sequences that are repeated multiple times and the
number of repeats varies from person to person.

VNTR
VNTRs usually occur in introns
VNTRs can be amplified by PCR and run on agarose gels to
produce unique DNA fingerprints

PCR
Polymerase chain reaction (PCR)
A lab technique used to amplify segments of DNA

PCR
Reaction requirements
Template DNA total genomic DNA
isolated from an organism that
contains a target region to be
amplified
DNA primers - Short pieces of
single stranded DNA that flank the
target
Taq DNA polymerase - Attaches
nucleotides on the growing strand
of DNA
Nucleotides (GATC) Polymerase
adds complementary nucleotides
to the template

PCR
Reactions are placed in a machine called a
thermal cycler. The machine cycles
through three temperatures.

PCR
1. Heat samples to 94C for a minute or so
to denature the double stranded
template DNA.

PCR
2. Drop temperature to around 50 or 60C to allow
primers to anneal.

PCR
3. Maintain temperature at 72C for a minute or two
to allow the polymerase to elongate the new DNA
strands.

PCR
The thermal cycler repeats the denaturing,
annealing, and elongating temperatures
approximately 30 times.

PCR
PCR amplification is logarithmic, meaning the
number of copies of the target is doubled
every cycle.

PCR

PCR animation

Applications
Diagnosing Disease

Applications
Paternity Testing

Applications
Forensics

Applications
Victim
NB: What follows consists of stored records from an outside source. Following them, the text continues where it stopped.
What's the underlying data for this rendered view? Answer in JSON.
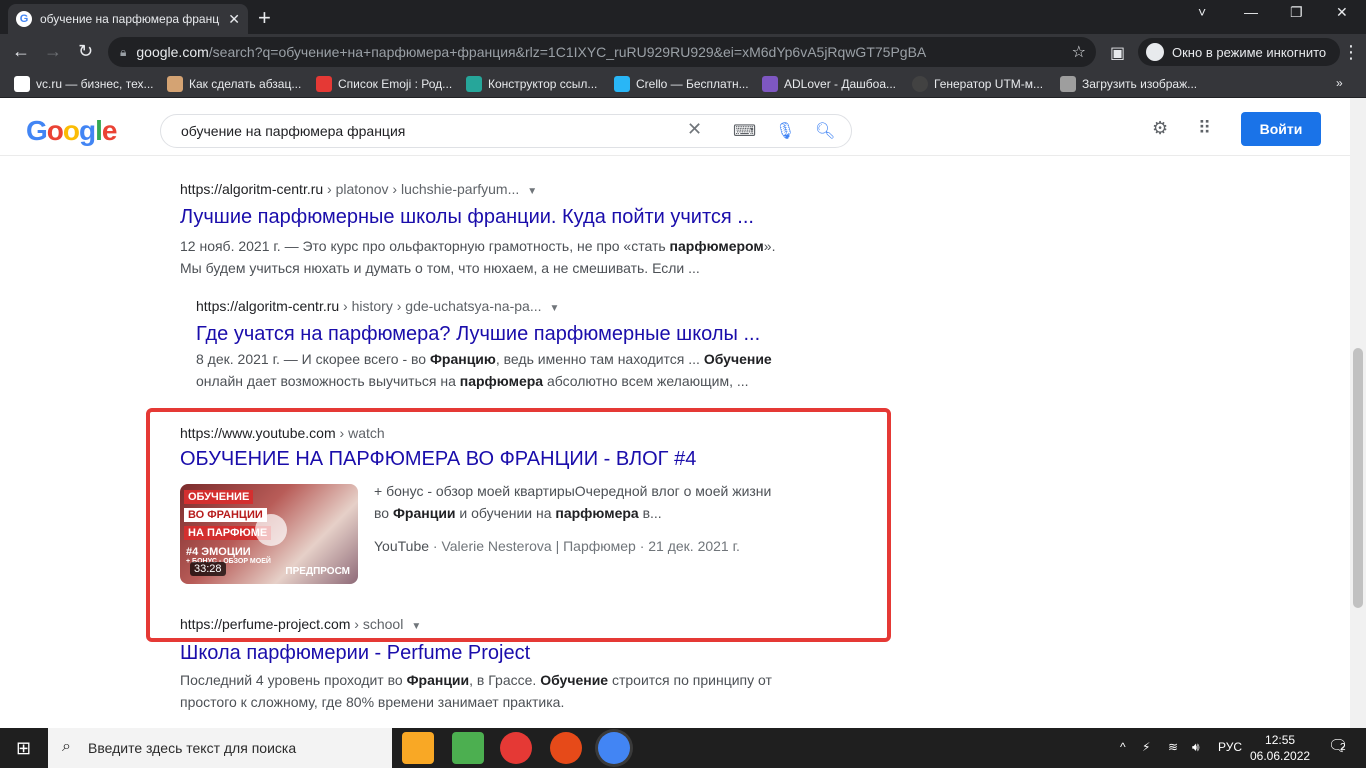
{
  "browser": {
    "tab_title": "обучение на парфюмера франци",
    "tab_favicon": "G",
    "close_glyph": "✕",
    "newtab_glyph": "+",
    "url_host": "google.com",
    "url_rest": "/search?q=обучение+на+парфюмера+франция&rlz=1C1IXYC_ruRU929RU929&ei=xM6dYp6vA5jRqwGT75PgBA",
    "incognito_label": "Окно в режиме инкогнито",
    "window_controls": [
      "˅",
      "—",
      "❐",
      "✕"
    ]
  },
  "bookmarks": [
    {
      "label": "vc.ru — бизнес, тех...",
      "color": "#ffffff"
    },
    {
      "label": "Как сделать абзац...",
      "color": "#d4a373"
    },
    {
      "label": "Список Emoji : Род...",
      "color": "#e53935"
    },
    {
      "label": "Конструктор ссыл...",
      "color": "#26a69a"
    },
    {
      "label": "Crello — Бесплатн...",
      "color": "#29b6f6"
    },
    {
      "label": "ADLover - Дашбоа...",
      "color": "#7e57c2"
    },
    {
      "label": "Генератор UTM-м...",
      "color": "#424242"
    },
    {
      "label": "Загрузить изображ...",
      "color": "#9e9e9e"
    }
  ],
  "google": {
    "logo": "Google",
    "query": "обучение на парфюмера франция",
    "login_label": "Войти"
  },
  "results": [
    {
      "cite_host": "https://algoritm-centr.ru",
      "cite_path": " › platonov › luchshie-parfyum...",
      "title": "Лучшие парфюмерные школы франции. Куда пойти учится ...",
      "snippet_html": "12 нояб. 2021 г. — Это курс про ольфакторную грамотность, не про «стать <b>парфюмером</b>». Мы будем учиться нюхать и думать о том, что нюхаем, а не смешивать. Если ..."
    },
    {
      "cite_host": "https://algoritm-centr.ru",
      "cite_path": " › history › gde-uchatsya-na-pa...",
      "title": "Где учатся на парфюмера? Лучшие парфюмерные школы ...",
      "snippet_html": "8 дек. 2021 г. — И скорее всего - во <b>Францию</b>, ведь именно там находится ... <b>Обучение</b> онлайн дает возможность выучиться на <b>парфюмера</b> абсолютно всем желающим, ..."
    },
    {
      "cite_host": "https://www.youtube.com",
      "cite_path": " › watch",
      "title": "ОБУЧЕНИЕ НА ПАРФЮМЕРА ВО ФРАНЦИИ - ВЛОГ #4",
      "snippet_html": "+ бонус - обзор моей квартирыОчередной влог о моей жизни во <b>Франции</b> и обучении на <b>парфюмера</b> в...",
      "meta_source": "YouTube",
      "meta_rest": " · Valerie Nesterova | Парфюмер · 21 дек. 2021 г.",
      "thumb_line1": "ОБУЧЕНИЕ",
      "thumb_line2": "ВО ФРАНЦИИ",
      "thumb_line3": "НА ПАРФЮМЕ",
      "thumb_sub": "#4 ЭМОЦИИ",
      "thumb_bonus": "+ БОНУС - ОБЗОР МОЕЙ",
      "duration": "33:28",
      "preview": "ПРЕДПРОСМ"
    },
    {
      "cite_host": "https://perfume-project.com",
      "cite_path": " › school",
      "title": "Школа парфюмерии - Perfume Project",
      "snippet_html": "Последний 4 уровень проходит во <b>Франции</b>, в Грассе. <b>Обучение</b> строится по принципу от простого к сложному, где 80% времени занимает практика."
    }
  ],
  "taskbar": {
    "search_placeholder": "Введите здесь текст для поиска",
    "lang": "РУС",
    "time": "12:55",
    "date": "06.06.2022",
    "notif_count": "2"
  }
}
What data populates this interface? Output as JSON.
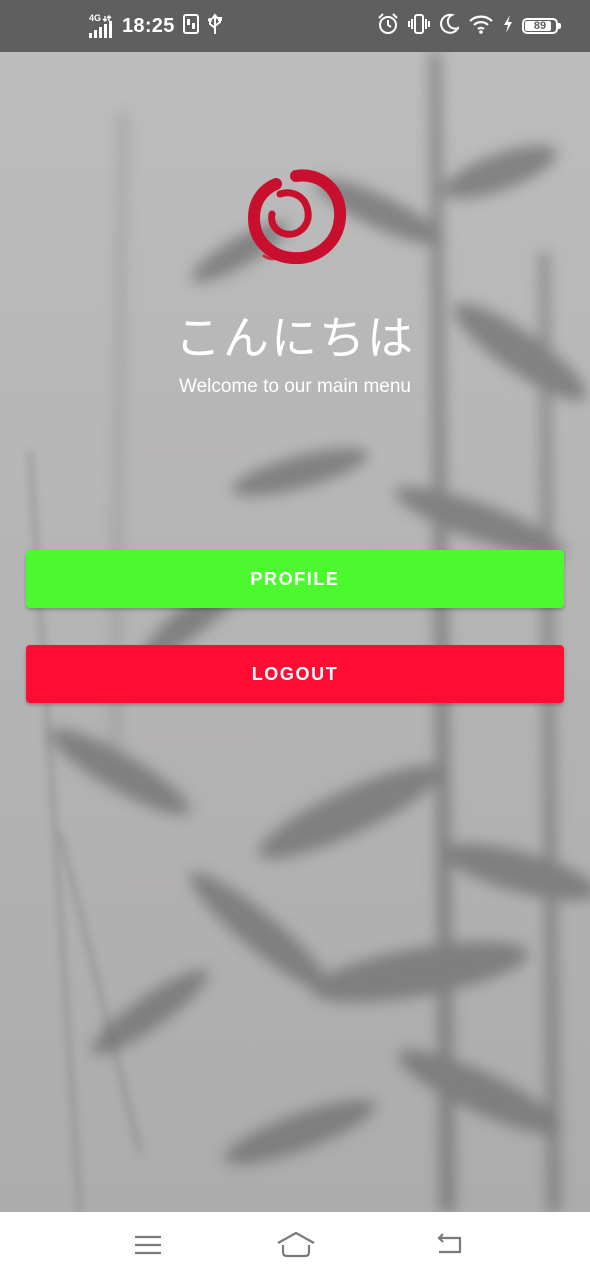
{
  "status_bar": {
    "network": "4G",
    "time": "18:25",
    "battery_level": "89",
    "icons": [
      "signal-icon",
      "data-saver-icon",
      "usb-icon",
      "alarm-icon",
      "vibrate-icon",
      "moon-icon",
      "wifi-icon",
      "charging-icon",
      "battery-icon"
    ]
  },
  "main": {
    "logo_icon": "enso-circle-logo",
    "greeting": "こんにちは",
    "subtitle": "Welcome to our main menu"
  },
  "buttons": {
    "profile_label": "PROFILE",
    "logout_label": "LOGOUT"
  },
  "nav_bar": {
    "icons": [
      "menu-icon",
      "home-icon",
      "back-icon"
    ]
  },
  "colors": {
    "status_bar_bg": "#5f5f5f",
    "background": "#b3b2b2",
    "profile_button": "#4cf92e",
    "logout_button": "#ff0b33",
    "logo_red": "#c8102e",
    "text": "#ffffff"
  }
}
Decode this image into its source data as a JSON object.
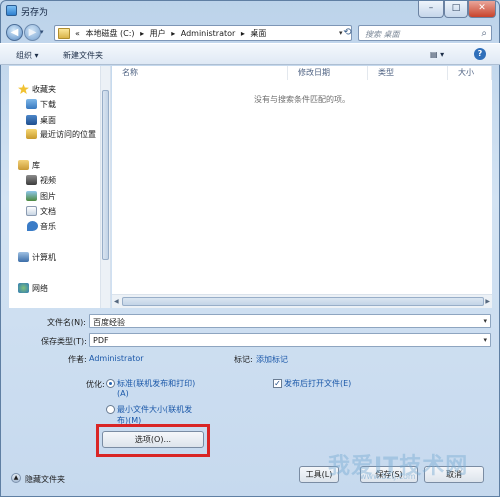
{
  "window": {
    "title": "另存为",
    "minimize": "–",
    "maximize": "□",
    "close": "✕"
  },
  "nav": {
    "back": "◀",
    "forward": "▶",
    "recent": "▾",
    "breadcrumb": [
      "«",
      "本地磁盘 (C:)",
      "▸",
      "用户",
      "▸",
      "Administrator",
      "▸",
      "桌面"
    ],
    "address_dropdown": "▾",
    "refresh": "⟲",
    "search_placeholder": "搜索 桌面"
  },
  "toolbar": {
    "organize": "组织 ▾",
    "new_folder": "新建文件夹",
    "view": "▤ ▾",
    "help": "?"
  },
  "sidebar": {
    "favorites": {
      "label": "收藏夹",
      "items": [
        "下载",
        "桌面",
        "最近访问的位置"
      ]
    },
    "libraries": {
      "label": "库",
      "items": [
        "视频",
        "图片",
        "文档",
        "音乐"
      ]
    },
    "computer": "计算机",
    "network": "网络"
  },
  "columns": [
    "名称",
    "修改日期",
    "类型",
    "大小"
  ],
  "empty_message": "没有与搜索条件匹配的项。",
  "form": {
    "filename_label": "文件名(N):",
    "filename_value": "百度经验",
    "filetype_label": "保存类型(T):",
    "filetype_value": "PDF",
    "author_label": "作者:",
    "author_value": "Administrator",
    "tags_label": "标记:",
    "tags_value": "添加标记",
    "optimize_label": "优化:",
    "option_standard": "标准(联机发布和打印)",
    "option_standard_key": "(A)",
    "option_min": "最小文件大小(联机发",
    "option_min_2": "布)(M)",
    "open_after_publish": "发布后打开文件(E)",
    "options_button": "选项(O)..."
  },
  "footer": {
    "hide_folders": "隐藏文件夹",
    "tools": "工具(L)",
    "save": "保存(S)",
    "cancel": "取消"
  },
  "watermark": {
    "text": "我爱IT技术网",
    "url": "www.52ij.com"
  }
}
Crime
Scene

Suspect

DNA
Fingerprinting
Animation

Applications
Genealogy

Genealogy animation

Applications
Genealogy